In view of Smith's warning the police were placed on notice of an immediate threat that "Ervin" would remove or destroy the narcotics. We held in Hendrix, supra, that: "Exigent circumstances ... exist where contraband is ... threatened with imminent removal or destruction." 595 F.2d at 886. Another consideration is that a serious offense was involved, Dorman v. United States, supra, 435 F.2d at 392. The presence of the gun made the situation more pressing and the emergency more critical because it constituted a possible "threat to human life", United States v. Hendrix, supra, 595 F.2d at 886 (threat to human life from a sawed-off shotgun); cf. United States v. Johnson, 561 F.2d 832, 834 n. 14 (D.C.Cir.) (en banc), cert. denied, 432 U.S. 907, 97 S.Ct. 2953, 53 L.Ed.2d 1080 (1977); United States v. Robinson, 533 F.2d 578, 583 (en banc ), cert. denied, 424 U.S. 956, 96 S.Ct. 1432, 47 L.Ed.2d 362 (1976).
The night time hours and the difficulty of obtaining a search warrant at that time are also factors that add to the reasonableness of the decision to proceed without a search warrant under the circumstances which existed. See United States v. Hendrix, supra, 595 F.2d at 886; United States v. Johnson, supra, 561 F.2d at 843-844. In such circumstances some suggest that the police should stake out the premises for however long it might take to obtain a warrant. But such police activity in this case would have risked loss of the evidence and could have endangered the policemen's safety.
After the police had determined that Smith had given them reasonably trustworthy information by their verification that "Ervin" was occupying Room 226 in the Travelodge and that both beds had been slept in, they could reasonably believe that there was an urgent need to search the room promptly. According to their information "Ervin" had been at the scene of Smith's arrest, had had a gun in the room, and might return at any moment. Also, Ervin might be inside Room 226 in the bathroom or otherwise situated where he could have escaped observation from between the parted drapes. The police could not afford to wait. If Ervin or some other person was in the bathroom he might destroy the evidence before they gained admission to the room. And if Ervin returned while they had the room staked out the police could not know for certain the nature or extent of his criminal violations, if any, and thus could not predict his reaction to their appearance. A gun fight might have developed. The police acted reasonably to reduce this possibility by peaceably entering the room to further check the accuracy of Smith's information. It is also significant that the police had twice called an Assistant United States Attorney who, apprised of the circumstances, counseled immediate action.

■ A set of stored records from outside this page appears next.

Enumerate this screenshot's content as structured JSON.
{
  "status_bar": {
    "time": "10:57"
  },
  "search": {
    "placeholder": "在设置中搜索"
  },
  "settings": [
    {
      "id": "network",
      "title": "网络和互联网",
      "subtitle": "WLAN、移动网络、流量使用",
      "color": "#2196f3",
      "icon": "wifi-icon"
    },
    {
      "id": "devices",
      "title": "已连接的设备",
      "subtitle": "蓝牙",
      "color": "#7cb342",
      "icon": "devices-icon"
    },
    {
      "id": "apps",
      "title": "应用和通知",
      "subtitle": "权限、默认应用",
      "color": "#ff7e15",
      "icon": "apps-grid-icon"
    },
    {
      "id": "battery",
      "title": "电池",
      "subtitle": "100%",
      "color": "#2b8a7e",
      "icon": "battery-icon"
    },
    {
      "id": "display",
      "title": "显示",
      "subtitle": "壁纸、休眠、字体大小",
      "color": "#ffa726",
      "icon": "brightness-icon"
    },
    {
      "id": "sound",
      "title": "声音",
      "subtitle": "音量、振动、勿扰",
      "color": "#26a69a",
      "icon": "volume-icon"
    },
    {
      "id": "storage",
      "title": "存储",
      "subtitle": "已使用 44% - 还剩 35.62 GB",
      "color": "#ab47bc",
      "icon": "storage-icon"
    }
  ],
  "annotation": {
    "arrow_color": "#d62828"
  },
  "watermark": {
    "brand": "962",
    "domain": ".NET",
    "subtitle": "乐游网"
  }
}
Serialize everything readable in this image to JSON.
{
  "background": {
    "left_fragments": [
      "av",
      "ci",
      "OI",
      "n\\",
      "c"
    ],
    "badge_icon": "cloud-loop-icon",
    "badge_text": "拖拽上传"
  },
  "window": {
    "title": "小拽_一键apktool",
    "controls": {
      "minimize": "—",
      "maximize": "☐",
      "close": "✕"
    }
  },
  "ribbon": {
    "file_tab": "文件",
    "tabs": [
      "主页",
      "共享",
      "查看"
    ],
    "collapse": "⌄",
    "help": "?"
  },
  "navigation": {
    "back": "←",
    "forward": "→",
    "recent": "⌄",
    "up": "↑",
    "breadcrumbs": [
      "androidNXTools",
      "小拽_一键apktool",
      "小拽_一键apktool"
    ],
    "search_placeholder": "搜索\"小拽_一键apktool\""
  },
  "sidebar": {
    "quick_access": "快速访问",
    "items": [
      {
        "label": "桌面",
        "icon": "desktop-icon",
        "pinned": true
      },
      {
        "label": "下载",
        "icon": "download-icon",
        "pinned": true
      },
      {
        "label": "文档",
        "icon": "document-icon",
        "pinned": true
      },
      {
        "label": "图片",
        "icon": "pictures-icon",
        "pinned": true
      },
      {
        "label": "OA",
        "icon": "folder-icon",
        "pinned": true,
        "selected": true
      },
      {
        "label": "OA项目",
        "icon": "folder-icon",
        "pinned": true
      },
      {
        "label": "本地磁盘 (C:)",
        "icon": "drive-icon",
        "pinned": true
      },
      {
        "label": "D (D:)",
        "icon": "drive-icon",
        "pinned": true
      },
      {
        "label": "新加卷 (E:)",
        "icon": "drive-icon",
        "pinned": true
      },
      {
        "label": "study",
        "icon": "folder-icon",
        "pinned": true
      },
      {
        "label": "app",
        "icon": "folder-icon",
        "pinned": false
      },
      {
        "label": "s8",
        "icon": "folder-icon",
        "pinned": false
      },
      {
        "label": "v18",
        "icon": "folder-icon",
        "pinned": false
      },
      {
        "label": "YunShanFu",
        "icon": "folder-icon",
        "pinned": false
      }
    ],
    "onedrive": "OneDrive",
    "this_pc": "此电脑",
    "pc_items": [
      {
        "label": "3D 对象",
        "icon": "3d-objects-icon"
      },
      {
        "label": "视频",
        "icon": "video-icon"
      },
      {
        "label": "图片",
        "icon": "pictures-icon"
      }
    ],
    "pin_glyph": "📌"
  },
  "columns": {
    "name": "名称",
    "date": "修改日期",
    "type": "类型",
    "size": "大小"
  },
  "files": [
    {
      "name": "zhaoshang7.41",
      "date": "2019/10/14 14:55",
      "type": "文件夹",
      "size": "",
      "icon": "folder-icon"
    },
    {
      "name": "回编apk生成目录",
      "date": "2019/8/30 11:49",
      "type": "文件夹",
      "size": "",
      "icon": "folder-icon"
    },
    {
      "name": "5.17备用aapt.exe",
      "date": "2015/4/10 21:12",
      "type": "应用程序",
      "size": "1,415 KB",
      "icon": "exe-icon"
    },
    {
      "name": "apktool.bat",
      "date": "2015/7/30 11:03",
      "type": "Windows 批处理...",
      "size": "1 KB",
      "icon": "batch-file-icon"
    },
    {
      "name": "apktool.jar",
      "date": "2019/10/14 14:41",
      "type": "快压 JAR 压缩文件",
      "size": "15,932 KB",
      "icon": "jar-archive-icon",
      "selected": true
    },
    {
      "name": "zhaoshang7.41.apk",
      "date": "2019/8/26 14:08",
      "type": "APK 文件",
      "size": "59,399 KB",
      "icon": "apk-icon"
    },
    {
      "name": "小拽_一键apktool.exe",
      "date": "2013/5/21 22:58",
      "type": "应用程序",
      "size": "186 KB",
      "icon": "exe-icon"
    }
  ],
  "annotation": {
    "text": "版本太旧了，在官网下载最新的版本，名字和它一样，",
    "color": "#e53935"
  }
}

A final factor supporting a finding of exigent circumstances is the strength of the showing of probable cause. See United States v. Robinson, supra, 533 F.2d at 583 (relevance of "clear showing of probable cause"). Having verified Smith's statement as to "Ervin's" occupancy of Room 226, in the Travelodge, and realizing that Ervin had been at the scene when Smith was arrested, the police obviously had probable cause to search. The most reasonable action for the police to take was immediately to follow the advice given by the Assistant United States Attorney and proceed peaceably as they did.
On the Motion to Suppress the trial court found:

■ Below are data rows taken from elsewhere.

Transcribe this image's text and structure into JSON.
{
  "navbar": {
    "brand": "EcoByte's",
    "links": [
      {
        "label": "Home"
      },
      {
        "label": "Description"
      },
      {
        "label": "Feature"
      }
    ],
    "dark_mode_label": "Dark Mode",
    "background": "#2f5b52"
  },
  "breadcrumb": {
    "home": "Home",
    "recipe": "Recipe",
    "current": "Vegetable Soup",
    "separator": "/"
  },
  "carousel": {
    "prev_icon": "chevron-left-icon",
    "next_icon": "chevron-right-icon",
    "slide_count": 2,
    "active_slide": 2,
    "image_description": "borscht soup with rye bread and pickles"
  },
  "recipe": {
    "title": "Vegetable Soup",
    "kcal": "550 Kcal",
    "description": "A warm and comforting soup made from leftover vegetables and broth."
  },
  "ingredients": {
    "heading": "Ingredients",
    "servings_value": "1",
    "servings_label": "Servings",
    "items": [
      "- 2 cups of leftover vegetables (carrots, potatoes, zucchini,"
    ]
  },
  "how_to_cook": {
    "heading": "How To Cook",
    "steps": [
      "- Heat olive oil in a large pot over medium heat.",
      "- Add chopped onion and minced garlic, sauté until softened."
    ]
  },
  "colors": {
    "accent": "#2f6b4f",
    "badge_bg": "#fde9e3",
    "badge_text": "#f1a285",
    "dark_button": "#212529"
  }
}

Having heard the evidence pertinent to the motion to suppress, the Court concludes that there was adequate probable cause ... based on the testimony of Smith ... that he was staying in Room 226 with (appellant) and that there was a large quantity of narcotics and a pistol which at any moment (might) be removed ... The exigent circumstances which existed in this case (justify the seizure) (Memorandum at 4; App. 20.)

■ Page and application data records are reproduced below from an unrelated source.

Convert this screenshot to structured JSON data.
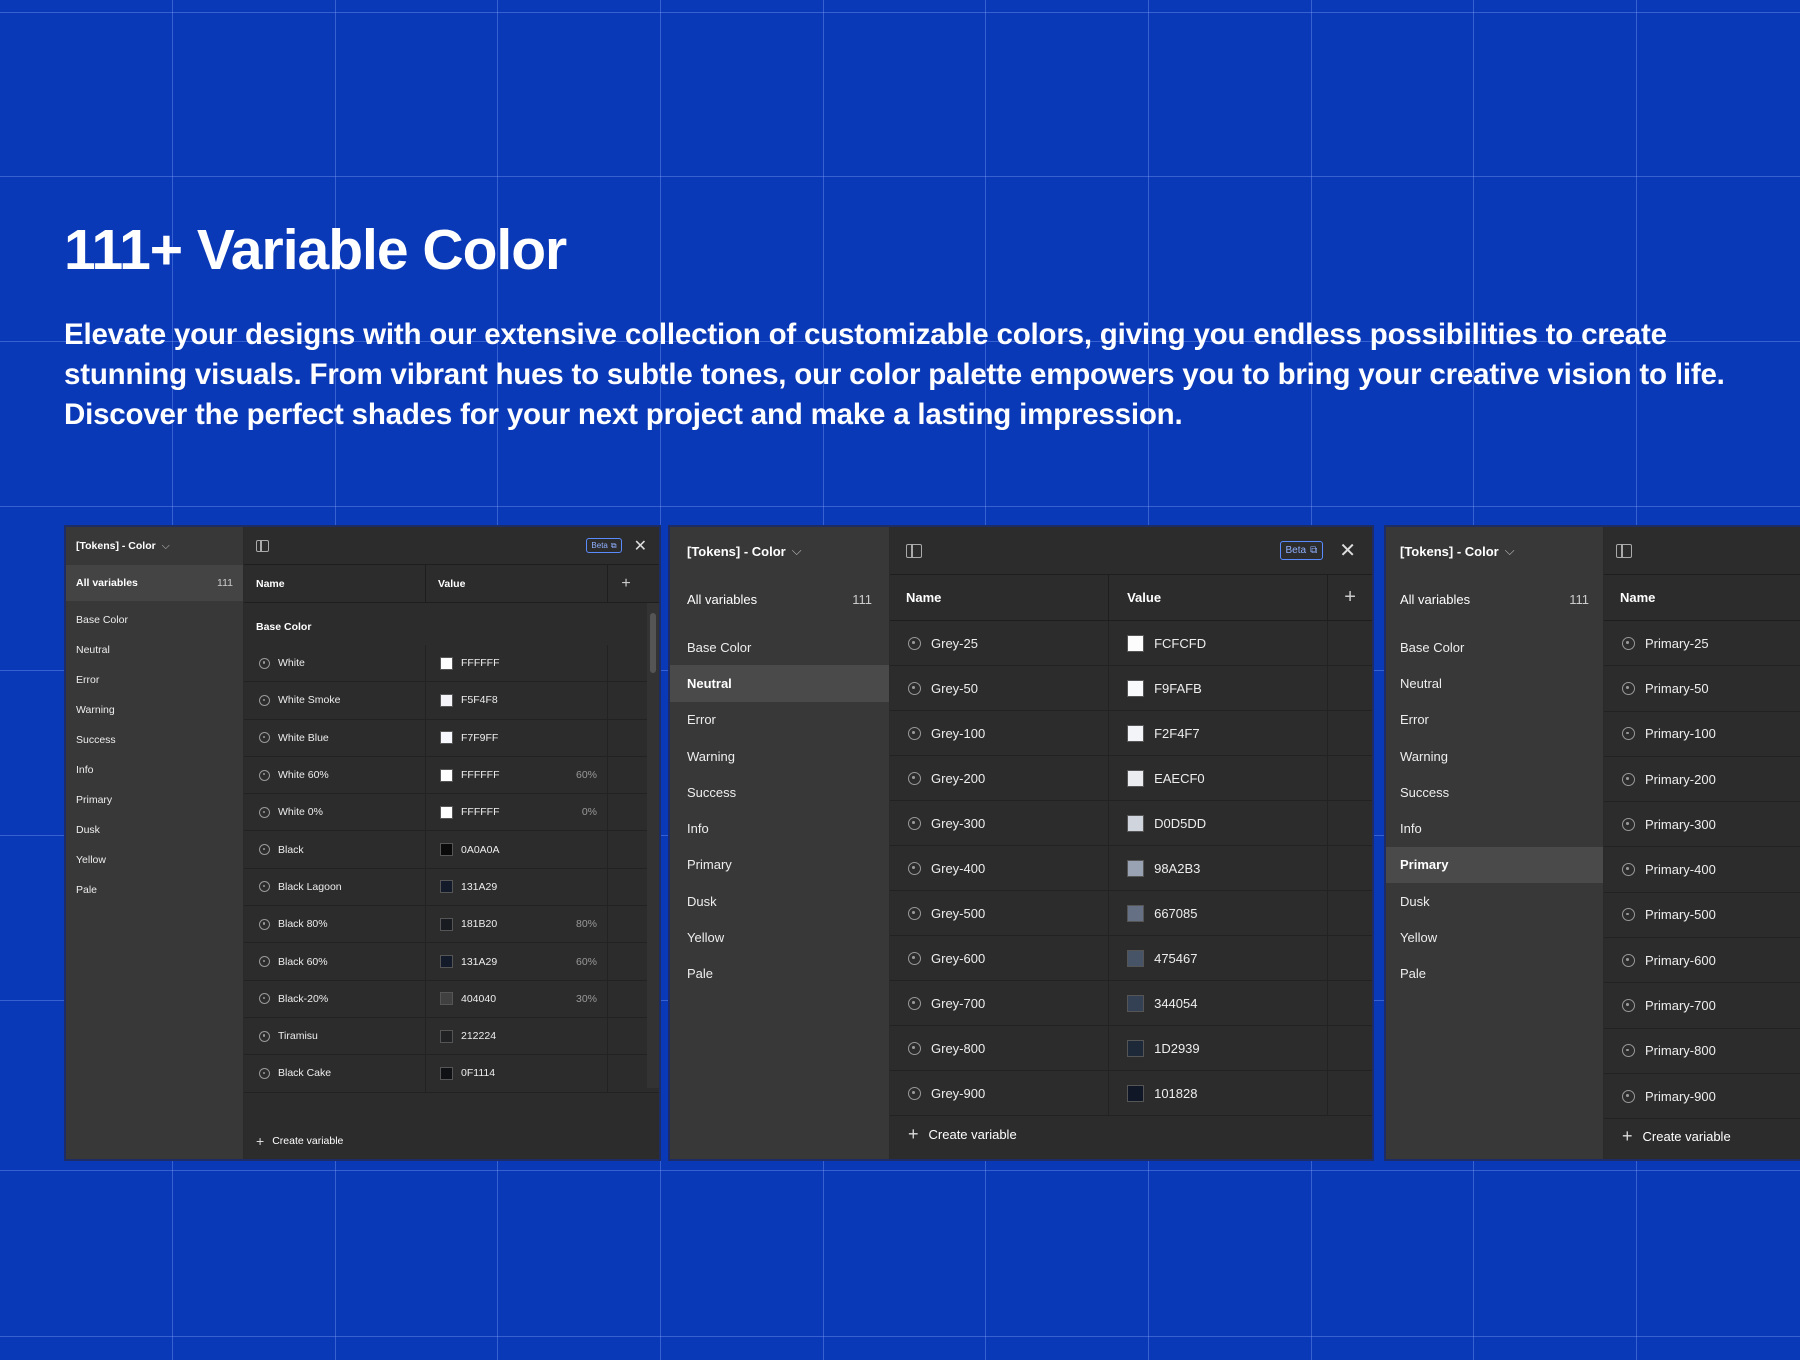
{
  "hero": {
    "title": "111+ Variable Color",
    "description": "Elevate your designs with our extensive collection of customizable colors, giving you endless possibilities to create stunning visuals. From vibrant hues to subtle tones, our color palette empowers you to bring your creative vision to life. Discover the perfect shades for your next project and make a lasting impression."
  },
  "colors": {
    "background": "#0A39B8",
    "panel": "#2C2C2C",
    "sidebar": "#383838",
    "accent": "#5A8CFF"
  },
  "common": {
    "collection": "[Tokens] - Color",
    "chevron": "⌵",
    "all_variables": "All variables",
    "count": "111",
    "col_name": "Name",
    "col_value": "Value",
    "add": "+",
    "beta": "Beta",
    "beta_icon": "⧉",
    "close": "✕",
    "create_variable": "Create variable",
    "icons": {
      "sidebar": "sidebar-toggle-icon",
      "variable": "color-variable-icon",
      "external": "external-link-icon"
    }
  },
  "sidebar_groups": [
    "Base Color",
    "Neutral",
    "Error",
    "Warning",
    "Success",
    "Info",
    "Primary",
    "Dusk",
    "Yellow",
    "Pale"
  ],
  "panel1": {
    "group_label": "Base Color",
    "rows": [
      {
        "name": "White",
        "value": "FFFFFF",
        "opacity": "",
        "swatch": "#FFFFFF"
      },
      {
        "name": "White Smoke",
        "value": "F5F4F8",
        "opacity": "",
        "swatch": "#F5F4F8"
      },
      {
        "name": "White Blue",
        "value": "F7F9FF",
        "opacity": "",
        "swatch": "#F7F9FF"
      },
      {
        "name": "White 60%",
        "value": "FFFFFF",
        "opacity": "60%",
        "swatch": "#FFFFFF"
      },
      {
        "name": "White 0%",
        "value": "FFFFFF",
        "opacity": "0%",
        "swatch": "#FFFFFF"
      },
      {
        "name": "Black",
        "value": "0A0A0A",
        "opacity": "",
        "swatch": "#0A0A0A"
      },
      {
        "name": "Black Lagoon",
        "value": "131A29",
        "opacity": "",
        "swatch": "#131A29"
      },
      {
        "name": "Black 80%",
        "value": "181B20",
        "opacity": "80%",
        "swatch": "#181B20"
      },
      {
        "name": "Black 60%",
        "value": "131A29",
        "opacity": "60%",
        "swatch": "#131A29"
      },
      {
        "name": "Black-20%",
        "value": "404040",
        "opacity": "30%",
        "swatch": "#404040"
      },
      {
        "name": "Tiramisu",
        "value": "212224",
        "opacity": "",
        "swatch": "#212224"
      },
      {
        "name": "Black Cake",
        "value": "0F1114",
        "opacity": "",
        "swatch": "#0F1114"
      }
    ]
  },
  "panel2": {
    "active_group": "Neutral",
    "rows": [
      {
        "name": "Grey-25",
        "value": "FCFCFD",
        "swatch": "#FCFCFD"
      },
      {
        "name": "Grey-50",
        "value": "F9FAFB",
        "swatch": "#F9FAFB"
      },
      {
        "name": "Grey-100",
        "value": "F2F4F7",
        "swatch": "#F2F4F7"
      },
      {
        "name": "Grey-200",
        "value": "EAECF0",
        "swatch": "#EAECF0"
      },
      {
        "name": "Grey-300",
        "value": "D0D5DD",
        "swatch": "#D0D5DD"
      },
      {
        "name": "Grey-400",
        "value": "98A2B3",
        "swatch": "#98A2B3"
      },
      {
        "name": "Grey-500",
        "value": "667085",
        "swatch": "#667085"
      },
      {
        "name": "Grey-600",
        "value": "475467",
        "swatch": "#475467"
      },
      {
        "name": "Grey-700",
        "value": "344054",
        "swatch": "#344054"
      },
      {
        "name": "Grey-800",
        "value": "1D2939",
        "swatch": "#1D2939"
      },
      {
        "name": "Grey-900",
        "value": "101828",
        "swatch": "#101828"
      }
    ]
  },
  "panel3": {
    "active_group": "Primary",
    "rows": [
      "Primary-25",
      "Primary-50",
      "Primary-100",
      "Primary-200",
      "Primary-300",
      "Primary-400",
      "Primary-500",
      "Primary-600",
      "Primary-700",
      "Primary-800",
      "Primary-900"
    ]
  }
}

We concur in the trial court's finding of exigent circumstances and affirm on the conviction.